It’s nice when an artist puts the rock in blues rock. Real-deal, authentic, old-school blues is great. Straight-ahead rock and roll is awesome. But when you have someone who can fuse the two, as Guns n’ Roses often did to great effect with their classic Appetite for Destruction, you’ve got something special. Joanne Shaw Taylor’s Reckless Heart is something special, rocking in a way I haven’t heard in a long time. Too long.

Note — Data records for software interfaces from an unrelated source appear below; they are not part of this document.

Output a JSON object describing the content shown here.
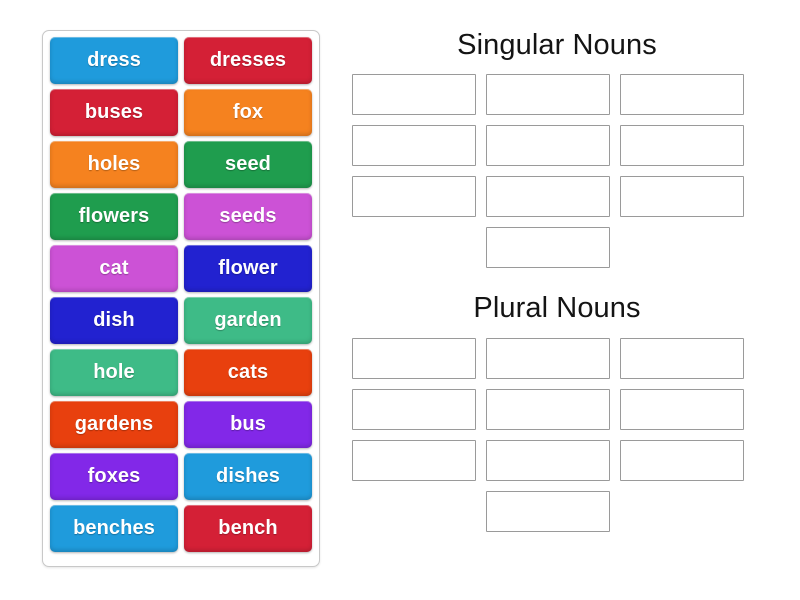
{
  "word_bank": {
    "tiles": [
      {
        "label": "dress",
        "color": "#1f9bdc"
      },
      {
        "label": "dresses",
        "color": "#d42036"
      },
      {
        "label": "buses",
        "color": "#d42036"
      },
      {
        "label": "fox",
        "color": "#f5821f"
      },
      {
        "label": "holes",
        "color": "#f5821f"
      },
      {
        "label": "seed",
        "color": "#1f9d4e"
      },
      {
        "label": "flowers",
        "color": "#1f9d4e"
      },
      {
        "label": "seeds",
        "color": "#cc52d6"
      },
      {
        "label": "cat",
        "color": "#cc52d6"
      },
      {
        "label": "flower",
        "color": "#2222d0"
      },
      {
        "label": "dish",
        "color": "#2222d0"
      },
      {
        "label": "garden",
        "color": "#3ebb87"
      },
      {
        "label": "hole",
        "color": "#3ebb87"
      },
      {
        "label": "cats",
        "color": "#e8400e"
      },
      {
        "label": "gardens",
        "color": "#e8400e"
      },
      {
        "label": "bus",
        "color": "#8228e8"
      },
      {
        "label": "foxes",
        "color": "#8228e8"
      },
      {
        "label": "dishes",
        "color": "#1f9bdc"
      },
      {
        "label": "benches",
        "color": "#1f9bdc"
      },
      {
        "label": "bench",
        "color": "#d42036"
      }
    ]
  },
  "categories": [
    {
      "title": "Singular Nouns",
      "slot_count": 10,
      "slots": [
        "",
        "",
        "",
        "",
        "",
        "",
        "",
        "",
        "",
        ""
      ]
    },
    {
      "title": "Plural Nouns",
      "slot_count": 10,
      "slots": [
        "",
        "",
        "",
        "",
        "",
        "",
        "",
        "",
        "",
        ""
      ]
    }
  ],
  "colors": {
    "background": "#ffffff",
    "panel_border": "#c8c8c8",
    "slot_border": "#9a9a9a",
    "heading_text": "#141414",
    "tile_text": "#ffffff"
  }
}
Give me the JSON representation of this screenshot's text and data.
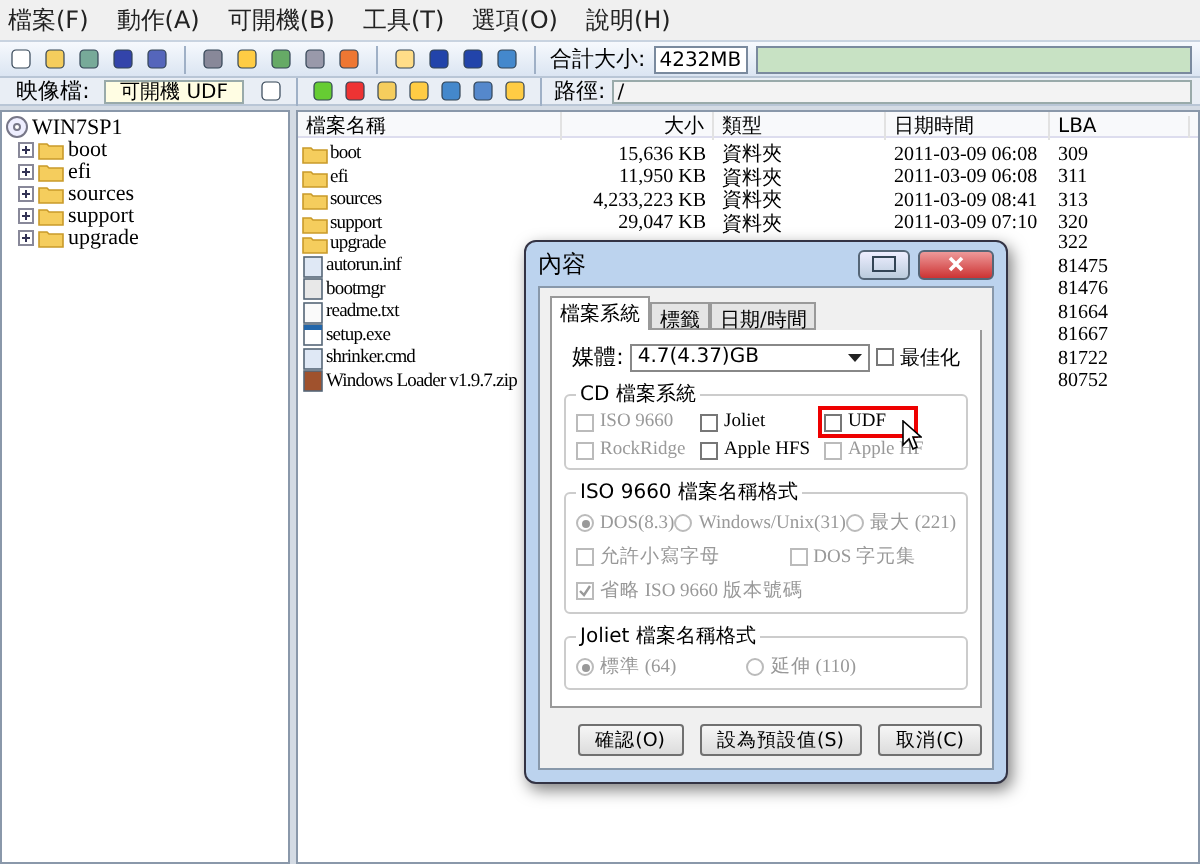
{
  "menu": [
    "檔案(F)",
    "動作(A)",
    "可開機(B)",
    "工具(T)",
    "選項(O)",
    "說明(H)"
  ],
  "toolbar": {
    "total_label": "合計大小:",
    "total_value": "4232MB",
    "level": 1
  },
  "image_bar": {
    "label": "映像檔:",
    "image_type": "可開機 UDF",
    "path_label": "路徑:",
    "path": "/"
  },
  "tree": {
    "label": "WIN7SP1",
    "children": [
      {
        "label": "boot",
        "expanded": false
      },
      {
        "label": "efi",
        "expanded": false
      },
      {
        "label": "sources",
        "expanded": false
      },
      {
        "label": "support",
        "expanded": false
      },
      {
        "label": "upgrade",
        "expanded": false
      }
    ]
  },
  "table": {
    "columns": [
      "檔案名稱",
      "大小",
      "類型",
      "日期時間",
      "LBA"
    ],
    "rows": [
      {
        "kind": "folder",
        "name": "boot",
        "size": "15,636 KB",
        "type": "資料夾",
        "date": "2011-03-09 06:08",
        "lba": "309"
      },
      {
        "kind": "folder",
        "name": "efi",
        "size": "11,950 KB",
        "type": "資料夾",
        "date": "2011-03-09 06:08",
        "lba": "311"
      },
      {
        "kind": "folder",
        "name": "sources",
        "size": "4,233,223 KB",
        "type": "資料夾",
        "date": "2011-03-09 08:41",
        "lba": "313"
      },
      {
        "kind": "folder",
        "name": "support",
        "size": "29,047 KB",
        "type": "資料夾",
        "date": "2011-03-09 07:10",
        "lba": "320"
      },
      {
        "kind": "folder",
        "name": "upgrade",
        "lba": "322"
      },
      {
        "kind": "settings",
        "name": "autorun.inf",
        "lba": "81475"
      },
      {
        "kind": "binary",
        "name": "bootmgr",
        "lba": "81476"
      },
      {
        "kind": "text",
        "name": "readme.txt",
        "lba": "81664"
      },
      {
        "kind": "app",
        "name": "setup.exe",
        "lba": "81667"
      },
      {
        "kind": "script",
        "name": "shrinker.cmd",
        "lba": "81722"
      },
      {
        "kind": "archive",
        "name": "Windows Loader v1.9.7.zip",
        "lba": "80752"
      }
    ]
  },
  "dialog": {
    "title": "內容",
    "tabs": [
      {
        "label": "檔案系統",
        "selected": true
      },
      {
        "label": "標籤",
        "selected": false
      },
      {
        "label": "日期/時間",
        "selected": false
      }
    ],
    "media_label": "媒體:",
    "media_value": "4.7(4.37)GB",
    "optimize": {
      "label": "最佳化",
      "checked": false,
      "disabled": false
    },
    "cd_group": {
      "title": "CD 檔案系統",
      "options": [
        {
          "label": "ISO 9660",
          "checked": false,
          "disabled": true,
          "highlighted": false
        },
        {
          "label": "Joliet",
          "checked": false,
          "disabled": false,
          "highlighted": false
        },
        {
          "label": "UDF",
          "checked": false,
          "disabled": false,
          "highlighted": true
        },
        {
          "label": "RockRidge",
          "checked": false,
          "disabled": true,
          "highlighted": false
        },
        {
          "label": "Apple HFS",
          "checked": false,
          "disabled": false,
          "highlighted": false
        },
        {
          "label": "Apple HF",
          "checked": false,
          "disabled": true,
          "highlighted": false
        }
      ]
    },
    "iso_group": {
      "title": "ISO 9660 檔案名稱格式",
      "radios": [
        {
          "label": "DOS(8.3)",
          "selected": true
        },
        {
          "label": "Windows/Unix(31)",
          "selected": false
        },
        {
          "label": "最大 (221)",
          "selected": false
        }
      ],
      "checks": [
        {
          "label": "允許小寫字母",
          "checked": false
        },
        {
          "label": "DOS 字元集",
          "checked": false
        },
        {
          "label": "省略 ISO 9660 版本號碼",
          "checked": true
        }
      ]
    },
    "joliet_group": {
      "title": "Joliet 檔案名稱格式",
      "radios": [
        {
          "label": "標準 (64)",
          "selected": true
        },
        {
          "label": "延伸 (110)",
          "selected": false
        }
      ]
    },
    "buttons": [
      "確認(O)",
      "設為預設值(S)",
      "取消(C)"
    ]
  }
}
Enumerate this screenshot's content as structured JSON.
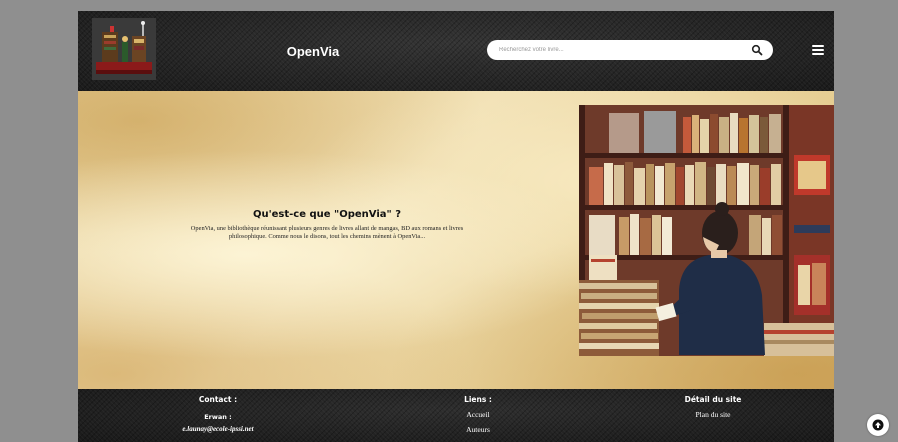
{
  "header": {
    "brand": "OpenVia",
    "search_placeholder": "Recherchez votre livre...",
    "search_icon": "magnifier-icon",
    "menu_icon": "hamburger-menu-icon",
    "logo": "lego-bookshop-logo"
  },
  "hero": {
    "title": "Qu'est-ce que \"OpenVia\" ?",
    "description": "OpenVia, une bibliothèque réunissant plusieurs genres de livres allant de mangas, BD aux romans et livres philosophique. Comme nous le disons, tout les chemins mènent à OpenVia...",
    "illustration": "woman-reading-in-bookstore-illustration"
  },
  "footer": {
    "contact": {
      "heading": "Contact :",
      "name": "Erwan :",
      "email": "e.launay@ecole-ipssi.net"
    },
    "links": {
      "heading": "Liens :",
      "items": [
        "Accueil",
        "Auteurs"
      ]
    },
    "site": {
      "heading": "Détail du site",
      "items": [
        "Plan du site"
      ]
    }
  },
  "scroll_top_icon": "arrow-up-circle-icon",
  "colors": {
    "page_bg": "#8f8f8f",
    "header_bg": "#222222",
    "parchment": "#ecd8a4",
    "text_light": "#ffffff"
  }
}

Reckless Heart is propulsive. The energy is infectious. Taylor sucks you in from the album’s first note and doesn’t let go. Her voice is raspy and worn—almost like she’s spent a little too much time taming audiences. But it’s the perfect voice for this kind of music, which is not so much intimate in its sound, but is intimate in how Taylor’s energy tunnels directly into the listener. It’s a master class in how to lasso an audience without being in the room with them.
There are many reasons Reckless Heart works so well, other than Taylor’s voice. She’s a fantastic blues rock guitarist. Her rhythm work is stellar, but her lead work is wonderfully old school. You could drop her into just about any ’70s rock band, and she would kill it. She sounds a lot like Slash, but with less of his classical and Middle Eastern detours. Instead, her solos are pure blues energy. It’s not about the number of notes, but the quality. Taylor’s tone is also huge. The guitar is just everywhere, but not in an overwhelming way. You just feel it without feeling boxed in by it. That tone is all the more amazing because she didn’t use any pedals in making the album. The tone is just her guitar, amp, and fingers.
The album is also sequenced and paced perfectly. The songs of Reckless Heart have a common thread; the album is cohesive. But there’s just enough tempo and style variety to make it feel like a journey. The album kicks off with “In the Mood,” a driving blues that’s a race between Taylor and drummer Ron Otis, who’s positively explosive. The song gets you psyched, but the second song, “Reckless Heart,” brings things down a notch, with a groove like Alannah Myles’ “Black Velvet.” It has a nice guitar solo, but relies on Otis’ drums, some delicate piano, and even some strings. But she comes right back with “The Best Thing,” a pretty pop-influenced song that also rocks. And so the album progresses, with every track a perfectly-executed surprise.
Taylor is a British guitarist now living in Detroit. Her brand of rock-and-roll feels incredibly American, though. And Detroit is the perfect city for her. Not to sound all “Dating Game,” but if she were a car, she’d be a 1968 Mustang: muscular and classic. While in Detroit, she connected with producer Al Sutton, perhaps most famous for his work with Kid Rock. Sutton pushed Taylor to give the album a live sound and the strategy worked perfectly. This is an impressive, exciting album featuring the kinds of performances we don’t get to hear nearly enough anymore.
The Review: 9.5/10
Can’t Miss Tracks
– The Best Thing
– Bad Love
– Reckless Heart
– New 89
– In the Mood
The Big Hit
– In the Mood
Review by Steven Ovadia